At least six people were killed and 16 wounded, national health ministry spokesman Abdullah Fahim told AFP.

Agha Lalai, a provincial council member who was attending a seminar inside the building at the time, said there was “a big explosion” which blew open the gate of the compound.

“Then some people — I don\’t know if they were the terrorists – entered the building and started firing in the hall.

“Our bodyguards fired back. Another explosion occurred. It was like one of them blew himself up as our bodyguards fired at them.”

Lalai said he saw several wounded people, including one provincial council member, but he could not say how many.

A driver who was also inside the building at the time of the attack said a four-by-four vehicle exploded in front of the council offices.

“The three men in ANA (Afghan National Army) uniform entered the building,” Sayed Ahmad told AFP from the city\’s main hospital. “They kept firing in every direction,” he said.

“Six of my friends were wounded and I brought them here to hospital,” he said.

There was no immediate claim of responsibility for the attack but it is likely to have been carried out by extremists behind a wave of violence in Afghanistan and neighbouring Pakistan.

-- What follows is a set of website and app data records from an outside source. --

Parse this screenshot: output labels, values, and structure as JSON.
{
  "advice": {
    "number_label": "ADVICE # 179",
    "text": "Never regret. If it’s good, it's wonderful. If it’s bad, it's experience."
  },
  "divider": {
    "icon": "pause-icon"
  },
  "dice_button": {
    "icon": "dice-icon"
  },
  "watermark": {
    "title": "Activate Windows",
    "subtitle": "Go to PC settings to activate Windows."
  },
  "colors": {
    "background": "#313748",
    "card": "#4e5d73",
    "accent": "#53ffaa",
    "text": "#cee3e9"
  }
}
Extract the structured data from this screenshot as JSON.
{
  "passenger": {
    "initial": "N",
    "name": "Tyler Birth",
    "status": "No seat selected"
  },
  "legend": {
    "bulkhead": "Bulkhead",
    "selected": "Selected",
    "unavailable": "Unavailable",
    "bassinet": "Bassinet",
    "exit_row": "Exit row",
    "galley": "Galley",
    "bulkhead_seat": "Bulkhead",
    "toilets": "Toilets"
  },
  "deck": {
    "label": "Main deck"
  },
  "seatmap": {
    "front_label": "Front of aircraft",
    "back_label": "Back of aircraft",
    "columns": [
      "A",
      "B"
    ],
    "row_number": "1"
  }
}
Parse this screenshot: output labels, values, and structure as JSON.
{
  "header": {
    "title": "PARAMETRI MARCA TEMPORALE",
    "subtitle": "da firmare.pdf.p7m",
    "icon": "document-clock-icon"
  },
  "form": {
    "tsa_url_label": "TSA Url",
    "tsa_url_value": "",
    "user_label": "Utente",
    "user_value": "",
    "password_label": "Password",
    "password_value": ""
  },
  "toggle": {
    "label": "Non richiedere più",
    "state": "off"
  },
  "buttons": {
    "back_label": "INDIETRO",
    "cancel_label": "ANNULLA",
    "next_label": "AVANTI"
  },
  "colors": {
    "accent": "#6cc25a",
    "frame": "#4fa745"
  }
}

Kandahar province is the birthplace of the Taliban movement, which leads the insurgency against the Western-backed government and foreign troops in Afghanistan, with support from militant sanctuaries across the border.

The Taliban swept into government in 1996 and were removed in the 2001 US-led invasion.

Last year saw the most attacks since then and last week the United States unveiled a sweeping new strategy designed to defeat the extremists and stabilise the fragile country.